Though he grew up in Battambang, Dara was born in Siem Reap, still during war-time in the mid 80’s. He can remember some early brushes with the end of the war when he had to run for shelter during a gun battle in the street when he was 7. He remembers there was no art left in Cambodia at that time, with one exception… street art performances.
These were very specific kinds of performances called Pahi. They generally consisted of groups of men selling medicines they made from scratch to sell to people in villages. There was no medical care available at that time and these men would attract attention with the use of monkeys they had as pets and would do “magic tricks” with their assistance. These types of acts aren’t looked upon favorably anymore, but the existence of these modest shows planted an early seed in Dara that art and creativity are a foundational element in cultural identity.

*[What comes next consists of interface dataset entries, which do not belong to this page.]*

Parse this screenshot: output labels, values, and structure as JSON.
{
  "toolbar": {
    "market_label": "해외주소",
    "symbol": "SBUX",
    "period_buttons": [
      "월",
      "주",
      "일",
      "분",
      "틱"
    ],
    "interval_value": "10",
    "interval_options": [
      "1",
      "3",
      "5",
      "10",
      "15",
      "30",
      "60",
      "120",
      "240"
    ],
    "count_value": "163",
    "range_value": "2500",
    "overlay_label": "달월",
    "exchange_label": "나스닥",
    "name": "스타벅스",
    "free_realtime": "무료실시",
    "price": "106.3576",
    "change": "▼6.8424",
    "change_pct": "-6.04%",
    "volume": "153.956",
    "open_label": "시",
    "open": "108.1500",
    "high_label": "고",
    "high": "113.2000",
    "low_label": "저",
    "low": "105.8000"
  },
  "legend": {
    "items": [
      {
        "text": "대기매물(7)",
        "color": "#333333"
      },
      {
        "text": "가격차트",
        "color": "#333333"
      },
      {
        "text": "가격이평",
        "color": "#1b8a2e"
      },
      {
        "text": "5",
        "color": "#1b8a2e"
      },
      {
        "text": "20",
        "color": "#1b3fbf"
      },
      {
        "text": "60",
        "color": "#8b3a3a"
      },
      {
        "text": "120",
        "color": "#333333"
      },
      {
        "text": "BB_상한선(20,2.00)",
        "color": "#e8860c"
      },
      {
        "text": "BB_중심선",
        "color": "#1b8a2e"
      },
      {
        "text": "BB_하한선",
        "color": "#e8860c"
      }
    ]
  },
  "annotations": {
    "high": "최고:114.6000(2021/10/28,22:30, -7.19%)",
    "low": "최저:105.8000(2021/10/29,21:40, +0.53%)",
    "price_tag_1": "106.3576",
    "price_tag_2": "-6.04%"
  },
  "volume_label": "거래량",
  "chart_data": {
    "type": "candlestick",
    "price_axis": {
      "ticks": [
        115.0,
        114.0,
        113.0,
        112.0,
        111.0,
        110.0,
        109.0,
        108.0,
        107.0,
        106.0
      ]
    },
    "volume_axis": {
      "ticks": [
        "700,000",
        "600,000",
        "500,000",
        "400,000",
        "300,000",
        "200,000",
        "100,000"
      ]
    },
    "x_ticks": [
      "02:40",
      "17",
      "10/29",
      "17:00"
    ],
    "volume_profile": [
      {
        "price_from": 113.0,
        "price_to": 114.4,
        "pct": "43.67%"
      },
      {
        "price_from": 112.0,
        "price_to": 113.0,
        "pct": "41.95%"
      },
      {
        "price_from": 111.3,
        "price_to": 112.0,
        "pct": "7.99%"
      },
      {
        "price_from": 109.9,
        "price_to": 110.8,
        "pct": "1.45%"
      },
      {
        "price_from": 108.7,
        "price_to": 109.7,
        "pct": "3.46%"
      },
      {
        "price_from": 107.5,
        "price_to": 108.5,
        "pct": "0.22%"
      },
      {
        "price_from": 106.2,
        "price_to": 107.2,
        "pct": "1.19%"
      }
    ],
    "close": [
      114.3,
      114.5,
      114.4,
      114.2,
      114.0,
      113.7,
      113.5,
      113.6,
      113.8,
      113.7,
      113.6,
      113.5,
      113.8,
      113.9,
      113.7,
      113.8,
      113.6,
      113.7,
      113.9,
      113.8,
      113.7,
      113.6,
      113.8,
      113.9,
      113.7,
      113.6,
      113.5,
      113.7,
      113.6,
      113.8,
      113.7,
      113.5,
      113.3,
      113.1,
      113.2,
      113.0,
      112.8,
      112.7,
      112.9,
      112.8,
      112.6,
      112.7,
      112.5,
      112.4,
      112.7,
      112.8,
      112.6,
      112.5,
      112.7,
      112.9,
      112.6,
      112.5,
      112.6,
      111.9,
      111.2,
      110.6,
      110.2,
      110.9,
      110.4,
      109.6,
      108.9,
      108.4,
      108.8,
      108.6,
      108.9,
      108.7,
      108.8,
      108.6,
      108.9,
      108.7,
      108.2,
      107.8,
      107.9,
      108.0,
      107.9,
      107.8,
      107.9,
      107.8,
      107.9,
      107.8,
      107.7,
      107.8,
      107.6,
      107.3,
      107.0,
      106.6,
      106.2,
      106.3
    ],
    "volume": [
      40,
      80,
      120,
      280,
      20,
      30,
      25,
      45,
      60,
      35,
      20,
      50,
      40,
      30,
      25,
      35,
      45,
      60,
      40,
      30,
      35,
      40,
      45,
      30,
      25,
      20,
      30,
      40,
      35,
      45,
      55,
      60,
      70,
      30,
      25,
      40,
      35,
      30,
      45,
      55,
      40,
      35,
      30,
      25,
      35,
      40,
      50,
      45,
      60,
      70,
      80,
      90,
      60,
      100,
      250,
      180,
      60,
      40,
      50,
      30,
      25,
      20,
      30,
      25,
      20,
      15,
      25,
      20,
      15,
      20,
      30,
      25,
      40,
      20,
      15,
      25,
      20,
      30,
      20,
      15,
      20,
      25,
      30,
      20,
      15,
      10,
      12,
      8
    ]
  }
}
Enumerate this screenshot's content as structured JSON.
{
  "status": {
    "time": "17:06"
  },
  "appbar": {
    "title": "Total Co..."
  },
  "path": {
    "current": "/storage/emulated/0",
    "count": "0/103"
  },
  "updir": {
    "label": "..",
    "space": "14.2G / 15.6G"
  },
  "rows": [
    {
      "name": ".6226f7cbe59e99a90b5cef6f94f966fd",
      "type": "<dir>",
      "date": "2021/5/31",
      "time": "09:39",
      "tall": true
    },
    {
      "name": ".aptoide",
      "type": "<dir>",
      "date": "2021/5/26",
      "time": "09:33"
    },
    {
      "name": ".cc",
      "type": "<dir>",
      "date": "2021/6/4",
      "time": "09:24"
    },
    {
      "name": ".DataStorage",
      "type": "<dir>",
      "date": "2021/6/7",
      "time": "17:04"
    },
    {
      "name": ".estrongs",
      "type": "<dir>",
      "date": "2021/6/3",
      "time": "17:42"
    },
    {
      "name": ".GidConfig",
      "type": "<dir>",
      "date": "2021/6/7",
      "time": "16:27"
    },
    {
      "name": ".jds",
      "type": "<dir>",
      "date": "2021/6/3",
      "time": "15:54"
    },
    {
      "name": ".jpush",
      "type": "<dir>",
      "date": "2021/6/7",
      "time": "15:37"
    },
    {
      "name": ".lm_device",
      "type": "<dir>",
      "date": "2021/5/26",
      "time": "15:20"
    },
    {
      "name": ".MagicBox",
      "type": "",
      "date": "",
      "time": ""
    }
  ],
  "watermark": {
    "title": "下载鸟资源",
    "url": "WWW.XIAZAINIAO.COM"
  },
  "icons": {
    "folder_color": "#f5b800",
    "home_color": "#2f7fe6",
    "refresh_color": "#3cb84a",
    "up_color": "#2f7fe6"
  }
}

What’s Dara’s favorite part of Social Enterprise work? Talking to young audiences! Dara considers himself lucky because he had some strong role models as a young man who aided in his understanding of what success is and how he could excel in his career. Dara said not many Cambodians have had the luxury of competent mentors because of the loss of the highly educated leaders during the war. Because of his good fortune in having had positive early guidance, he has been driven to share his understanding of how young people can believe in themselves in order to seize opportunity when the right moment arises in their lives.

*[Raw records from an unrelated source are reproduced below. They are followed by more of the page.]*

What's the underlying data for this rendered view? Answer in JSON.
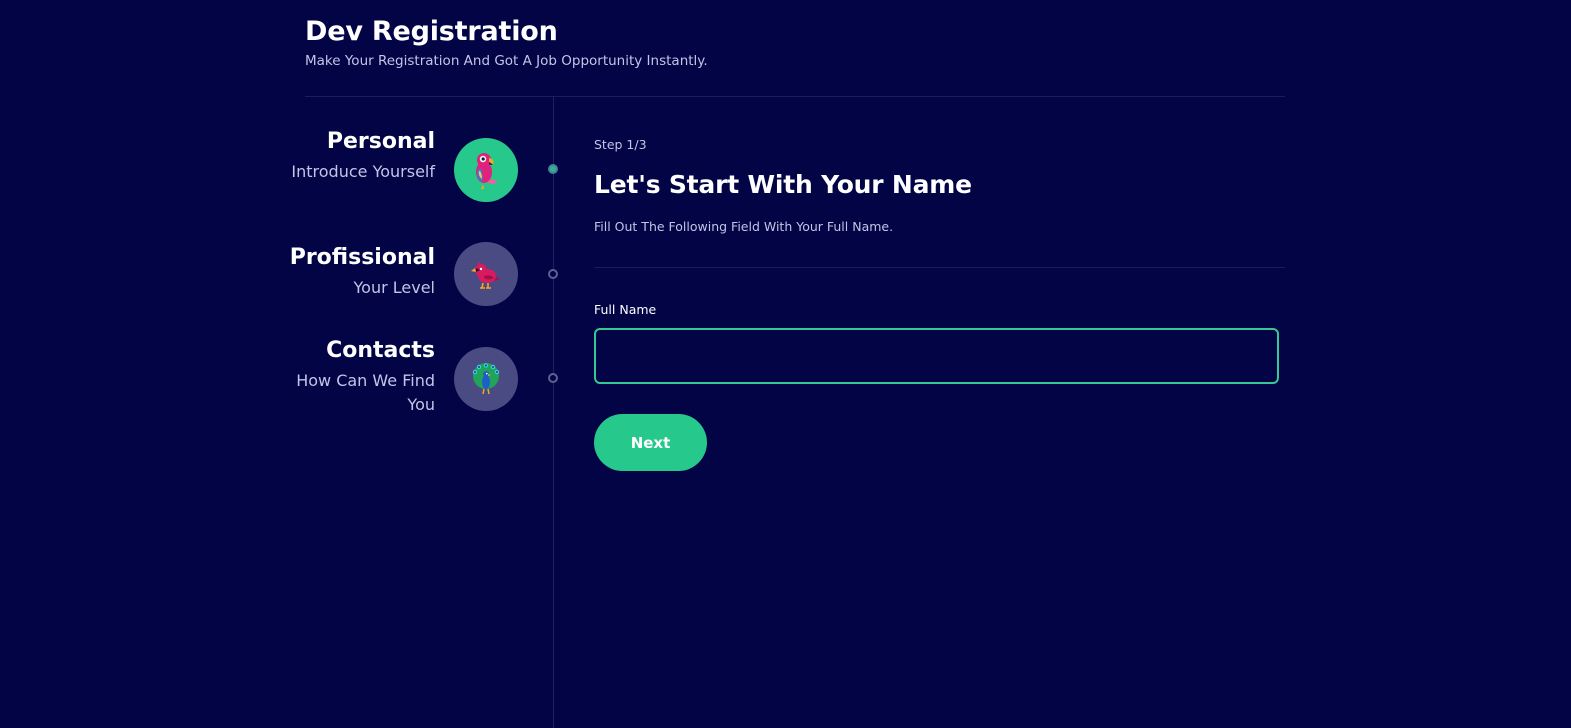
{
  "header": {
    "title": "Dev Registration",
    "subtitle": "Make Your Registration And Got A Job Opportunity Instantly."
  },
  "steps": [
    {
      "title": "Personal",
      "description": "Introduce Yourself",
      "icon": "parrot-icon",
      "active": true
    },
    {
      "title": "Profissional",
      "description": "Your Level",
      "icon": "cardinal-bird-icon",
      "active": false
    },
    {
      "title": "Contacts",
      "description": "How Can We Find You",
      "icon": "peacock-icon",
      "active": false
    }
  ],
  "form": {
    "step_counter": "Step 1/3",
    "title": "Let's Start With Your Name",
    "description": "Fill Out The Following Field With Your Full Name.",
    "field_label": "Full Name",
    "field_value": "",
    "next_label": "Next"
  },
  "colors": {
    "background": "#020446",
    "accent": "#26c98b",
    "inactive_circle": "#4a4b83",
    "muted_text": "#c3c4e6"
  }
}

Hardest part of the job? “Nothing is hard – its all easy!…” No, but really, he said the beginning was the hardest with the financing and the launching of the enterprise; not knowing whether it would make it out of its infancy with such a limited budget. But now, it is fun! Easier than it was, though of course, never “easy”. Now he can help the organization focus on more strategic goals, like development of our artists, and long-term needs like a permanent home for the circus. We need to buy some of our own property!

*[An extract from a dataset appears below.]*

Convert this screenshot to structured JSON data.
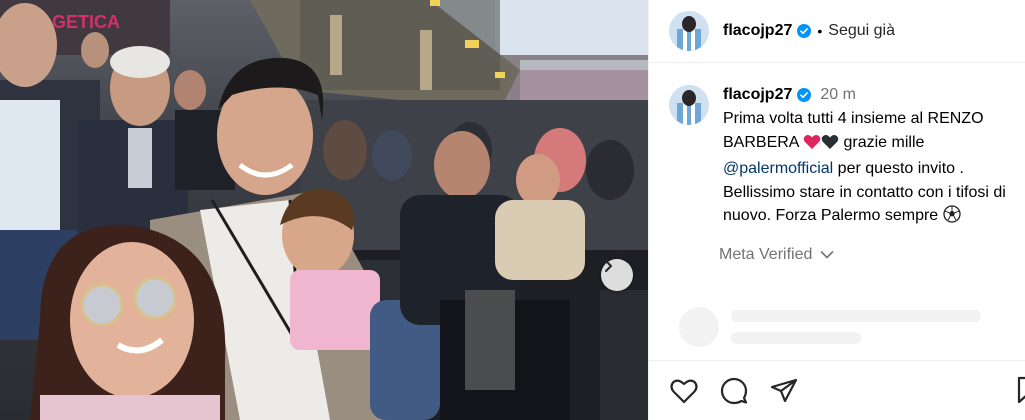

If he could have dinner with anyone? Melinda Gates. He listened to her speech at Stanford University regarding entrepreneurship and was inspired by the way the Gates Foundation looks at their programming in its attempts to create change in the world. The dinner would have 2 key elements… To learn from her expertise on change and social justice, and also to have a dialogue on the importance of arts as a way for a society to develop – as a way for each person to possess personal freedom and have a voice. Dara strongly believes that being heard is a basic need of the people, and arts are a tool for them to achieve this. By the way this dinner would take place at his favorite restaurant, Cuisine Wat Damnak. Be sure to call ahead for a reservation!
Phare in 5 years? An admired, respected internationally well-known social enterprise… helping many Khmer artists build their professional capacity in life through an arts career, as well as thoroughly sustaining our parent association (Phare Ponleu Selpak) through our financially sustainable business.
Favorite part of our circus? The stories. The messages woven into the tales that detail the difficult issues at play in present and historic Cambodian society.
Favorite TV Show/Movie? The Practice (US Drama Series)
Book? The Power of Now by Eckert Tolle… it was a gift from Sally, manager of Amansara Hotel here in Siem Reap (we provide performance entertainment for private events here occasionally).
Thank you Dara for all of your efforts. Thanks to you and your team, Cambodia isn’t only becoming known worldwide for the ancient Angkor temples, but also for its revitalized arts culture that is growing more every year. Though it may be hard to catch Dara, you can always come see a show while you’re in Siem Reap – every night at 8:00. See you there!